      This chapter serves as a kind of bridge — or analytical interregnum — between cocaine’s nineteenth-century formation as a global commodity and its commercial decline and eventual demise as a licit commodity during the first half of the twentieth century. Instead of building from archival detail, as in most of the book, in this chapter I adopt a more synthetic and explicit political economy and commodity perspective on cocaine. Specifically, I place cocaine’s historic rise and fall in the context of global commodity chains as a way to portray and analyze the intrinsically global origins and ramifications of modern drugs such as...

    • 4 WITHERING COCAINE: Peruvian Responses, 1910–1945
      (pp. 143-188)

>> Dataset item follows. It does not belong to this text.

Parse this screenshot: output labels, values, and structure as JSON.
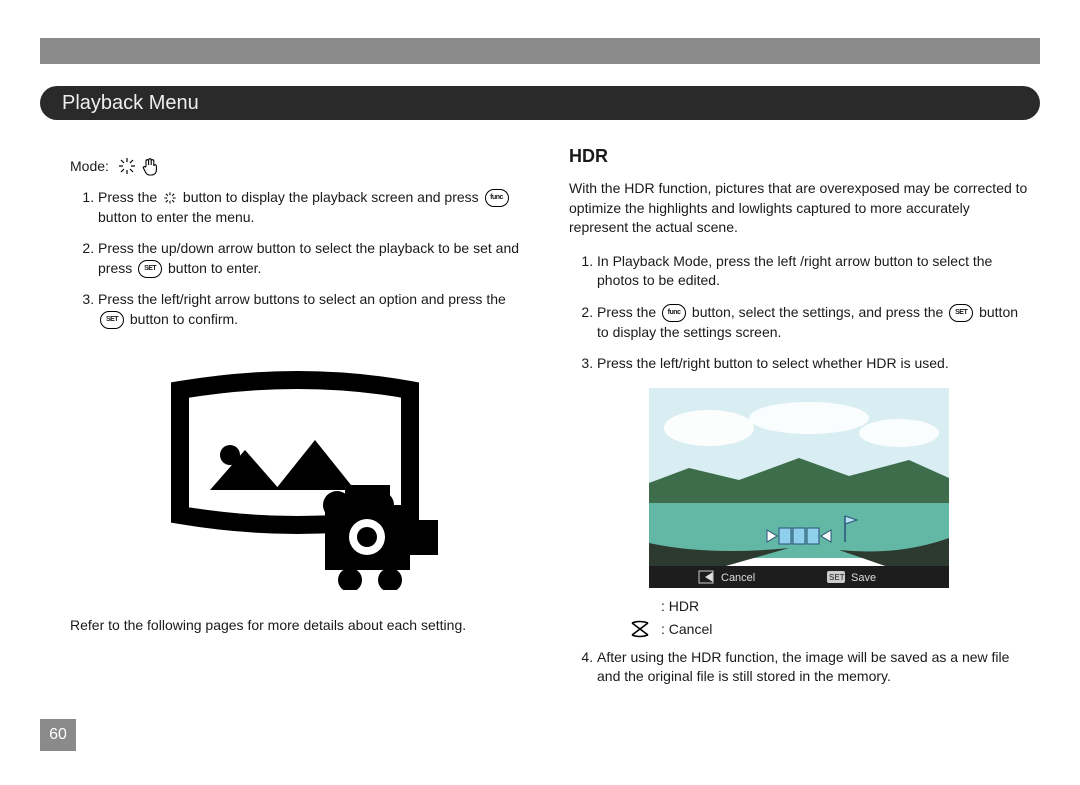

      The last chapter sketched the global commodity networks of cocaine that had coalesced by 1920 and whose tensions and competition ended for coca’s homeland the buoyant era during which Peruvians had built the export commodity cocaine and dominated its world supply. After 1910, legal Peruvian cocaine tumbled into a deep economic crisis from which it would never rebound. Shaken by the sudden explosion of the Asian colonial cocaine circuits, its possibilities were also constrained after 1915 by a new politics of anticocainism: the antinarcotics political economy of the United States, shrinking medicinal usage, and delegitimization by the restrictions of advancing...

    • 5 ANTICOCAINE: From Reluctance to Global Prohibitions, 1910–1950
      (pp. 189-242)

      In this chapter, I trace the global anticocaine movement born in the early twentieth century, which culminated at mid-century in a full-blown global prohibition around cocaine — a regime restricting producing regions in the Andes as well as production, medical usage, and illicit use in consuming sites such as the United States. The rise of twentieth-century narcotics control is the subject of a vast literature not only because this system’s paradoxical legacies still plague us today, but also because the campaign to ban menacing drugs was one of the first models of internationalized norms and policing institutions. That scholarship, however, barely...


    • 6 BIRTH OF THE NARCOS: Pan-American Illicit Networks, 1945–1965
      (pp. 245-290)

      Between 1947 and 1964, a wholly new class of international cocaine traffickers swiftly arose, formed by little-known Peruvians, Bolivians, Cubans, Chileans, Mexicans, Brazilians, and Argentines. These men — and often daring young women — while pursued by overseas drug agents, pioneered the business of illicit cocaine, a drug whose small-scale production in eastern Peru had remained aboveboard until the late 1940s. After 1945, commodity cocaine, vestige of a heroic bygone age, was entering its final stage of decline, constricted as it was by the global effects of World War II and closely watched by U.S. and UN drug controllers. Despite some suspicions...

    • 7 THE DRUG BOOM (1965–1975) AND BEYOND
      (pp. 291-324)

      Reflecting on cocaine’s long journey over time, from its heroic commercial and nationalist origins in the nineteenth century through its contested decline as a legal commodity during the first half of the twentieth century to its politics-driven shift underground after World War II, here I focus on three changes that would unleash the drug’s illicit boom by the 1960s and 1970s. These were, first, the collapse of postwar development schemes for Peru’s Huallaga Valley, which brought a coca peasantry into the active intensification of illicit cocaine; second, the linkage in the early 1970s of this Andean cocaine capitalism, via cold...

  9. APPENDIX Quantifying Cocaine
    (pp. 325-336)
  10. NOTES
    (pp. 337-376)
  11. BIBLIOGRAPHIC ESSAY: A Gudie to the Historiography of Cocaine
    (pp. 377-384)
    (pp. 385-412)
  13. INDEX
    (pp. 413-442)